**WHAT THIS TASK INVOLVES:** Gather up every line from the entries below that uses the word "Jayne".

┏━━

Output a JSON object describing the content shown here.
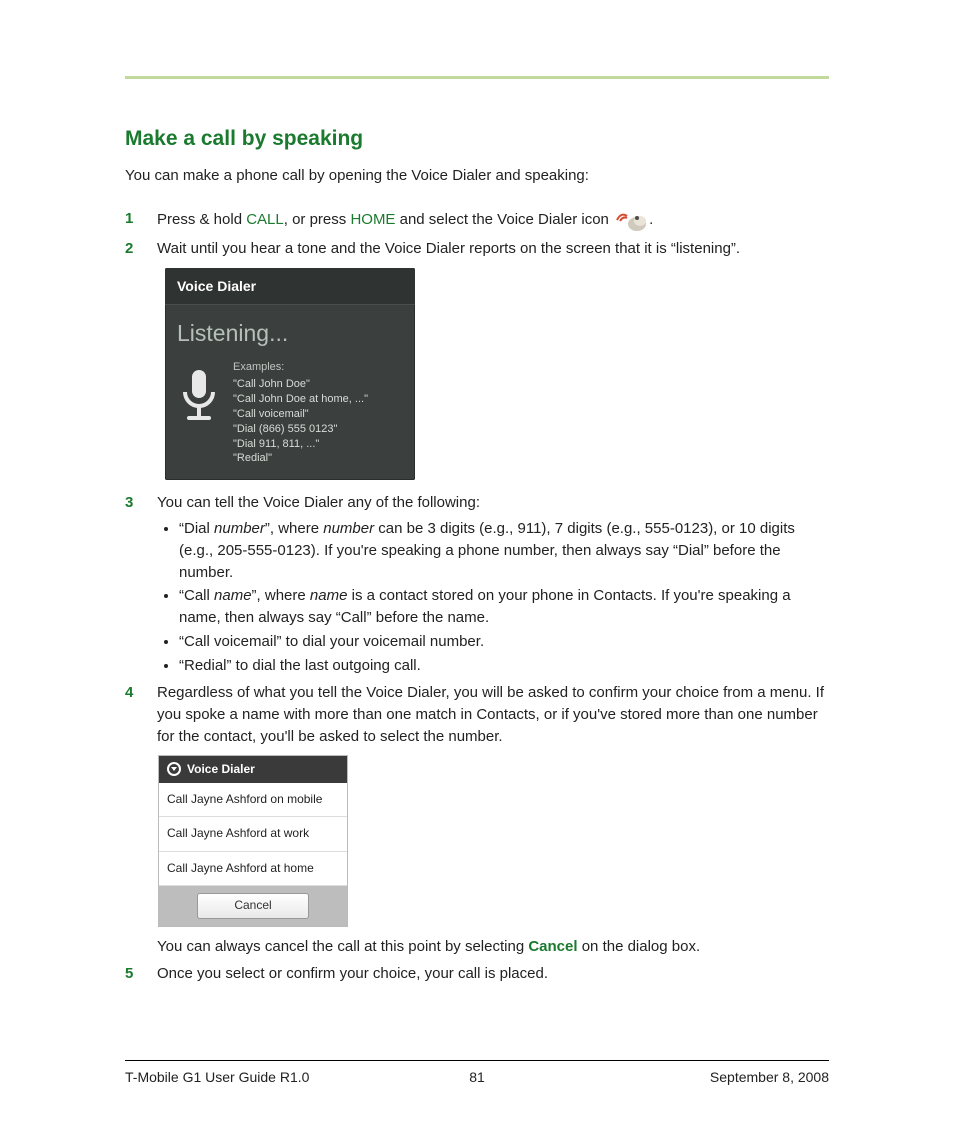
{
  "heading": "Make a call by speaking",
  "intro": "You can make a phone call by opening the Voice Dialer and speaking:",
  "steps": {
    "s1": {
      "a": "Press & hold ",
      "call": "CALL",
      "b": ", or press ",
      "home": "HOME",
      "c": " and select the Voice Dialer icon ",
      "d": "."
    },
    "s2": "Wait until you hear a tone and the Voice Dialer reports on the screen that it is “listening”.",
    "s3": {
      "lead": "You can tell the Voice Dialer any of the following:",
      "b1a": "“Dial ",
      "b1b": "number",
      "b1c": "”, where ",
      "b1d": "number",
      "b1e": " can be 3 digits (e.g., 911), 7 digits (e.g., 555-0123), or 10 digits (e.g., 205-555-0123). If you're speaking a phone number, then always say “Dial” before the number.",
      "b2a": "“Call ",
      "b2b": "name",
      "b2c": "”, where ",
      "b2d": "name",
      "b2e": " is a contact stored on your phone in Contacts. If you're speaking a name, then always say “Call” before the name.",
      "b3": "“Call voicemail” to dial your voicemail number.",
      "b4": "“Redial” to dial the last outgoing call."
    },
    "s4": {
      "p1": "Regardless of what you tell the Voice Dialer, you will be asked to confirm your choice from a menu. If you spoke a name with more than one match in Contacts, or if you've stored more than one number for the contact, you'll be asked to select the number.",
      "p2a": "You can always cancel the call at this point by selecting ",
      "p2cancel": "Cancel",
      "p2b": " on the dialog box."
    },
    "s5": "Once you select or confirm your choice, your call is placed."
  },
  "vd": {
    "title": "Voice Dialer",
    "listening": "Listening...",
    "exHeader": "Examples:",
    "ex1": "\"Call John Doe\"",
    "ex2": "\"Call John Doe at home, ...\"",
    "ex3": "\"Call voicemail\"",
    "ex4": "\"Dial (866) 555 0123\"",
    "ex5": "\"Dial 911, 811, ...\"",
    "ex6": "\"Redial\""
  },
  "confirm": {
    "title": "Voice Dialer",
    "opt1": "Call Jayne Ashford on mobile",
    "opt2": "Call Jayne Ashford at work",
    "opt3": "Call Jayne Ashford at home",
    "cancel": "Cancel"
  },
  "footer": {
    "left": "T-Mobile G1 User Guide R1.0",
    "center": "81",
    "right": "September 8, 2008"
  }
}
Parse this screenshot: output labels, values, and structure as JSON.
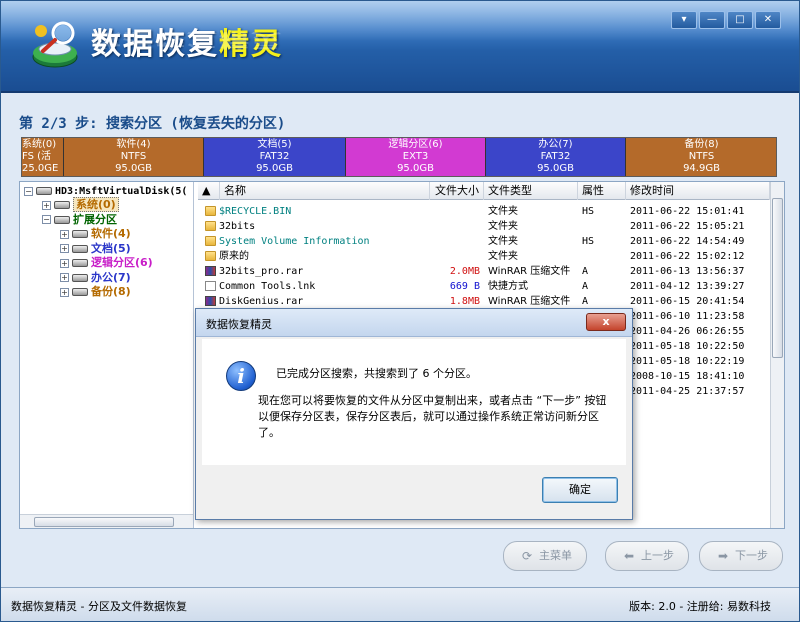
{
  "app": {
    "logo_title_white": "数据恢复",
    "logo_title_yellow": "精灵",
    "window_controls": [
      "▾",
      "—",
      "□",
      "✕"
    ]
  },
  "step_title": "第 2/3 步: 搜索分区 (恢复丢失的分区)",
  "disk_segments": [
    {
      "name": "系统(0)",
      "fs": "FS (活",
      "size": "25.0GE",
      "color": "#b46a2a"
    },
    {
      "name": "软件(4)",
      "fs": "NTFS",
      "size": "95.0GB",
      "color": "#b46a2a"
    },
    {
      "name": "文档(5)",
      "fs": "FAT32",
      "size": "95.0GB",
      "color": "#3b45c9"
    },
    {
      "name": "逻辑分区(6)",
      "fs": "EXT3",
      "size": "95.0GB",
      "color": "#d23ad2"
    },
    {
      "name": "办公(7)",
      "fs": "FAT32",
      "size": "95.0GB",
      "color": "#3b45c9"
    },
    {
      "name": "备份(8)",
      "fs": "NTFS",
      "size": "94.9GB",
      "color": "#b46a2a"
    }
  ],
  "tree": {
    "root": "HD3:MsftVirtualDisk(5(",
    "items": [
      {
        "label": "系统(0)",
        "color": "#b46a00",
        "highlight": true
      },
      {
        "label": "扩展分区",
        "color": "#006400"
      },
      {
        "label": "软件(4)",
        "color": "#b46a00"
      },
      {
        "label": "文档(5)",
        "color": "#2a36c9"
      },
      {
        "label": "逻辑分区(6)",
        "color": "#c81ec8"
      },
      {
        "label": "办公(7)",
        "color": "#2a36c9"
      },
      {
        "label": "备份(8)",
        "color": "#b46a00"
      }
    ]
  },
  "list": {
    "columns": {
      "name": "名称",
      "size": "文件大小",
      "type": "文件类型",
      "attr": "属性",
      "mtime": "修改时间"
    },
    "rows": [
      {
        "name": "$RECYCLE.BIN",
        "size": "",
        "type": "文件夹",
        "attr": "HS",
        "mtime": "2011-06-22 15:01:41",
        "icon": "folder",
        "name_color": "#008080"
      },
      {
        "name": "32bits",
        "size": "",
        "type": "文件夹",
        "attr": "",
        "mtime": "2011-06-22 15:05:21",
        "icon": "folder",
        "name_color": "#000000"
      },
      {
        "name": "System Volume Information",
        "size": "",
        "type": "文件夹",
        "attr": "HS",
        "mtime": "2011-06-22 14:54:49",
        "icon": "folder",
        "name_color": "#008080"
      },
      {
        "name": "原来的",
        "size": "",
        "type": "文件夹",
        "attr": "",
        "mtime": "2011-06-22 15:02:12",
        "icon": "folder",
        "name_color": "#000000"
      },
      {
        "name": "32bits_pro.rar",
        "size": "2.0MB",
        "type": "WinRAR 压缩文件",
        "attr": "A",
        "mtime": "2011-06-13 13:56:37",
        "icon": "rar",
        "name_color": "#000000",
        "size_color": "#d01010"
      },
      {
        "name": "Common Tools.lnk",
        "size": "669 B",
        "type": "快捷方式",
        "attr": "A",
        "mtime": "2011-04-12 13:39:27",
        "icon": "lnk",
        "name_color": "#000000",
        "size_color": "#1010d0"
      },
      {
        "name": "DiskGenius.rar",
        "size": "1.8MB",
        "type": "WinRAR 压缩文件",
        "attr": "A",
        "mtime": "2011-06-15 20:41:54",
        "icon": "rar",
        "name_color": "#000000",
        "size_color": "#d01010"
      },
      {
        "name": "",
        "size": "",
        "type": "",
        "attr": "",
        "mtime": "2011-06-10 11:23:58",
        "icon": "",
        "name_color": "#000000"
      },
      {
        "name": "",
        "size": "",
        "type": "",
        "attr": "",
        "mtime": "2011-04-26 06:26:55",
        "icon": "",
        "name_color": "#000000"
      },
      {
        "name": "",
        "size": "",
        "type": "",
        "attr": "",
        "mtime": "2011-05-18 10:22:50",
        "icon": "",
        "name_color": "#000000"
      },
      {
        "name": "",
        "size": "",
        "type": "",
        "attr": "",
        "mtime": "2011-05-18 10:22:19",
        "icon": "",
        "name_color": "#000000"
      },
      {
        "name": "",
        "size": "",
        "type": "",
        "attr": "",
        "mtime": "2008-10-15 18:41:10",
        "icon": "",
        "name_color": "#000000"
      },
      {
        "name": "",
        "size": "",
        "type": "",
        "attr": "",
        "mtime": "2011-04-25 21:37:57",
        "icon": "",
        "name_color": "#000000"
      }
    ]
  },
  "dialog": {
    "title": "数据恢复精灵",
    "close": "x",
    "message1": "已完成分区搜索，共搜索到了 6 个分区。",
    "message2": "现在您可以将要恢复的文件从分区中复制出来，或者点击 “下一步” 按钮以便保存分区表，保存分区表后，就可以通过操作系统正常访问新分区了。",
    "ok": "确定"
  },
  "nav": {
    "main_menu": "主菜单",
    "prev": "上一步",
    "next": "下一步"
  },
  "status": {
    "left": "数据恢复精灵 - 分区及文件数据恢复",
    "right": "版本: 2.0 - 注册给: 易数科技"
  }
}
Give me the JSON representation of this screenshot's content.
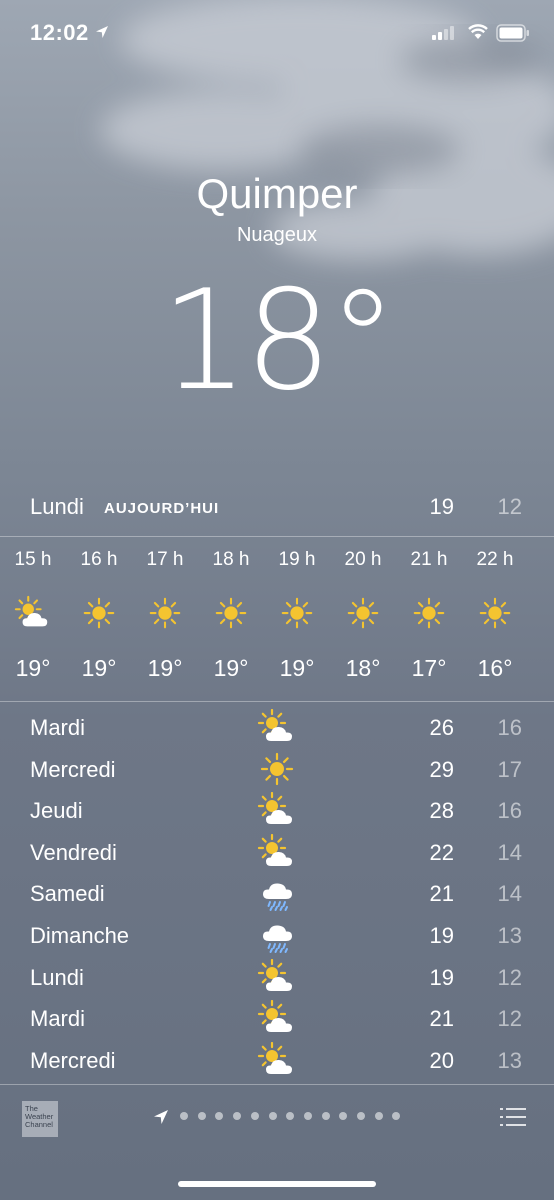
{
  "status_bar": {
    "time": "12:02"
  },
  "weather": {
    "city": "Quimper",
    "condition": "Nuageux",
    "temperature": "18°"
  },
  "today": {
    "day": "Lundi",
    "tag": "AUJOURD’HUI",
    "high": "19",
    "low": "12"
  },
  "hourly": [
    {
      "label": "15 h",
      "icon": "sun-cloud",
      "temp": "19°"
    },
    {
      "label": "16 h",
      "icon": "sun",
      "temp": "19°"
    },
    {
      "label": "17 h",
      "icon": "sun",
      "temp": "19°"
    },
    {
      "label": "18 h",
      "icon": "sun",
      "temp": "19°"
    },
    {
      "label": "19 h",
      "icon": "sun",
      "temp": "19°"
    },
    {
      "label": "20 h",
      "icon": "sun",
      "temp": "18°"
    },
    {
      "label": "21 h",
      "icon": "sun",
      "temp": "17°"
    },
    {
      "label": "22 h",
      "icon": "sun",
      "temp": "16°"
    }
  ],
  "daily": [
    {
      "day": "Mardi",
      "icon": "sun-cloud",
      "high": "26",
      "low": "16"
    },
    {
      "day": "Mercredi",
      "icon": "sun",
      "high": "29",
      "low": "17"
    },
    {
      "day": "Jeudi",
      "icon": "sun-cloud",
      "high": "28",
      "low": "16"
    },
    {
      "day": "Vendredi",
      "icon": "sun-cloud",
      "high": "22",
      "low": "14"
    },
    {
      "day": "Samedi",
      "icon": "rain-cloud",
      "high": "21",
      "low": "14"
    },
    {
      "day": "Dimanche",
      "icon": "rain-cloud",
      "high": "19",
      "low": "13"
    },
    {
      "day": "Lundi",
      "icon": "sun-cloud",
      "high": "19",
      "low": "12"
    },
    {
      "day": "Mardi",
      "icon": "sun-cloud",
      "high": "21",
      "low": "12"
    },
    {
      "day": "Mercredi",
      "icon": "sun-cloud",
      "high": "20",
      "low": "13"
    }
  ],
  "footer": {
    "provider_logo": "The Weather Channel",
    "page_count": 13
  },
  "colors": {
    "sun": "#f4c430",
    "cloud": "#ffffff",
    "rain": "#7fb8ff"
  }
}
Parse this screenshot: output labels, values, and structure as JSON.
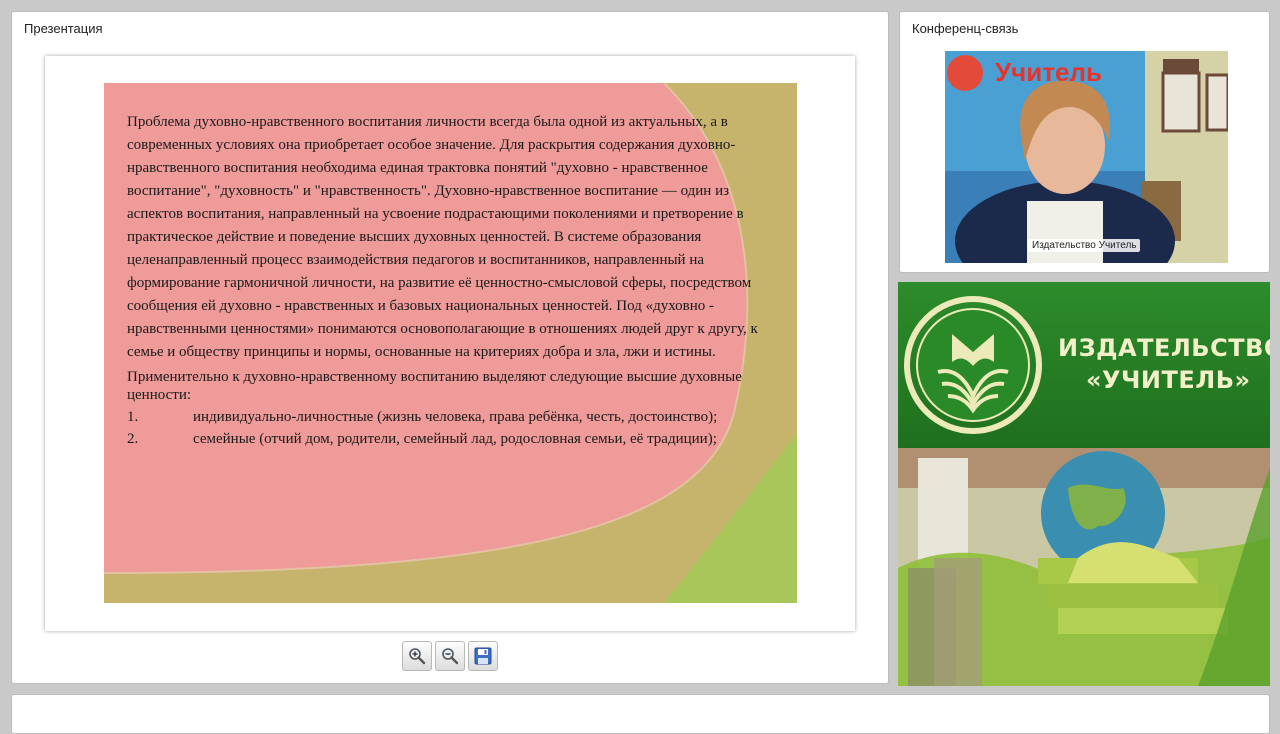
{
  "presentation_panel": {
    "title": "Презентация",
    "slide": {
      "paragraph1": "Проблема духовно-нравственного воспитания личности всегда была одной из актуальных, а в современных условиях она приобретает особое значение. Для раскрытия содержания духовно-нравственного воспитания необходима единая трактовка понятий \"духовно - нравственное воспитание\", \"духовность\" и \"нравственность\". Духовно-нравственное воспитание — один из аспектов воспитания, направленный на усвоение подрастающими поколениями и претворение в практическое действие и поведение высших духовных ценностей. В системе образования целенаправленный процесс взаимодействия педагогов и воспитанников, направленный на формирование гармоничной личности, на развитие её ценностно-смысловой сферы, посредством сообщения ей духовно - нравственных и базовых национальных ценностей. Под «духовно - нравственными ценностями» понимаются основополагающие в отношениях людей друг к другу, к семье и обществу принципы и нормы, основанные на критериях добра и зла, лжи и истины.",
      "paragraph2": "Применительно к духовно-нравственному воспитанию выделяют следующие высшие духовные ценности:",
      "list": [
        {
          "num": "1.",
          "text": "индивидуально-личностные (жизнь человека, права ребёнка, честь, достоинство);"
        },
        {
          "num": "2.",
          "text": "семейные (отчий дом, родители, семейный лад, родословная семьи, её традиции);"
        }
      ]
    },
    "toolbar": {
      "zoom_in_icon": "magnifier-plus-icon",
      "zoom_out_icon": "magnifier-minus-icon",
      "save_icon": "floppy-disk-icon"
    }
  },
  "conference_panel": {
    "title": "Конференц-связь",
    "video_caption": "Издательство Учитель",
    "banner_text": "Учитель"
  },
  "publisher_panel": {
    "name_line1": "ИЗДАТЕЛЬСТВО",
    "name_line2": "«УЧИТЕЛЬ»"
  },
  "colors": {
    "slide_pink": "#ee9b99",
    "slide_khaki": "#c6b46c",
    "slide_green": "#a9c65a",
    "publisher_green": "#2a8a27",
    "publisher_text": "#f2f0c8"
  }
}
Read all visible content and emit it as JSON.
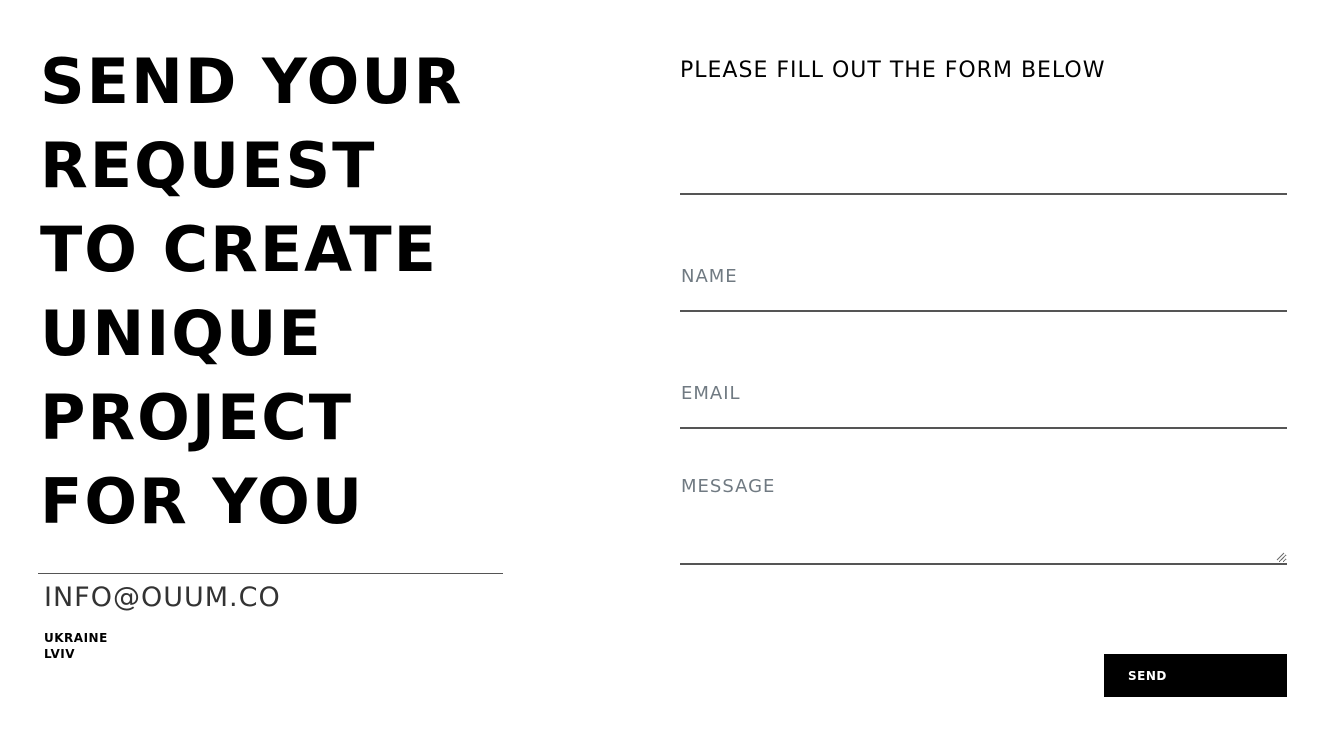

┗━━

**REPLY:**
    "opt1": "Call Jayne Ashford on mobile",
    "opt2": "Call Jayne Ashford at work",
    "opt3": "Call Jayne Ashford at home",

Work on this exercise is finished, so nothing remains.